◆ **What you are asked to do**
Answer with a single number stating how many lines of the entries below include the string "bằng".

◆ **Given data**
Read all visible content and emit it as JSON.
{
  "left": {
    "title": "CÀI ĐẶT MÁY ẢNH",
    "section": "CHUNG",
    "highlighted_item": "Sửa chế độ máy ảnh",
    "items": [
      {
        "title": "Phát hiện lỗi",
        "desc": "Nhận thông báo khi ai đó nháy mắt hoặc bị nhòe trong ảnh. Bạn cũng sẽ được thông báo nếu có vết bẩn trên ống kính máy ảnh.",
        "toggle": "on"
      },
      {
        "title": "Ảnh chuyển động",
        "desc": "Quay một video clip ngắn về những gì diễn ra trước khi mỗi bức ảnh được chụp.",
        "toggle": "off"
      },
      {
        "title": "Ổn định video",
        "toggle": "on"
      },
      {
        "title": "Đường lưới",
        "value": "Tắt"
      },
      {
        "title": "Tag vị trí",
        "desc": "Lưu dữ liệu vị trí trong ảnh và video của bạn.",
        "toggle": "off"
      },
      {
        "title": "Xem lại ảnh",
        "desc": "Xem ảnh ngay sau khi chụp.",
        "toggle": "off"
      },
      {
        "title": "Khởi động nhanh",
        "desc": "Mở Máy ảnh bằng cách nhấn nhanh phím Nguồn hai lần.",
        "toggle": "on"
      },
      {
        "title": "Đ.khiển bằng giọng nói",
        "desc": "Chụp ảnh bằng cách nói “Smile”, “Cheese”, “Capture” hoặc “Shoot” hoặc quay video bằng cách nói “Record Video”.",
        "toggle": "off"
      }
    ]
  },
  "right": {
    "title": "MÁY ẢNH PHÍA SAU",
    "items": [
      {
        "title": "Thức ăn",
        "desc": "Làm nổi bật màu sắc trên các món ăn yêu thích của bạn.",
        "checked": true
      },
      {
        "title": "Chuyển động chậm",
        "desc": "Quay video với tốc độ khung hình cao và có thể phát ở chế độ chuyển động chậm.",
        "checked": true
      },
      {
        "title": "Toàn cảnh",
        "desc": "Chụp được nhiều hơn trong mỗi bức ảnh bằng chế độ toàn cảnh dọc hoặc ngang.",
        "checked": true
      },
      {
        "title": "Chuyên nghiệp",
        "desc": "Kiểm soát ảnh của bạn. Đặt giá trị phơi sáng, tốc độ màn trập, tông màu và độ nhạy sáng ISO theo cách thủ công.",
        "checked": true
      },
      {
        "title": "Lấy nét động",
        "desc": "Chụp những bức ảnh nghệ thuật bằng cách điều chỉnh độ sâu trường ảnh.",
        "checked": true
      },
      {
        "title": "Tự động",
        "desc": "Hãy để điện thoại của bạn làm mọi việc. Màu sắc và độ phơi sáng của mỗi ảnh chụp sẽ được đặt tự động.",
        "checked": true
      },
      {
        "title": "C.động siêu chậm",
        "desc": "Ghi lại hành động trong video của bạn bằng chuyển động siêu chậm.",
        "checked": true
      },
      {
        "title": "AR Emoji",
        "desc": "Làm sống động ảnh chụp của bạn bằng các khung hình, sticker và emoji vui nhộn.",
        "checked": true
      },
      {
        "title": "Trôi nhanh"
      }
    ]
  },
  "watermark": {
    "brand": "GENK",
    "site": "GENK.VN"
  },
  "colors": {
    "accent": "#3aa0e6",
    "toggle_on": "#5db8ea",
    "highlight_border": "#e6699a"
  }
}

◆ **Response to the exercise**
7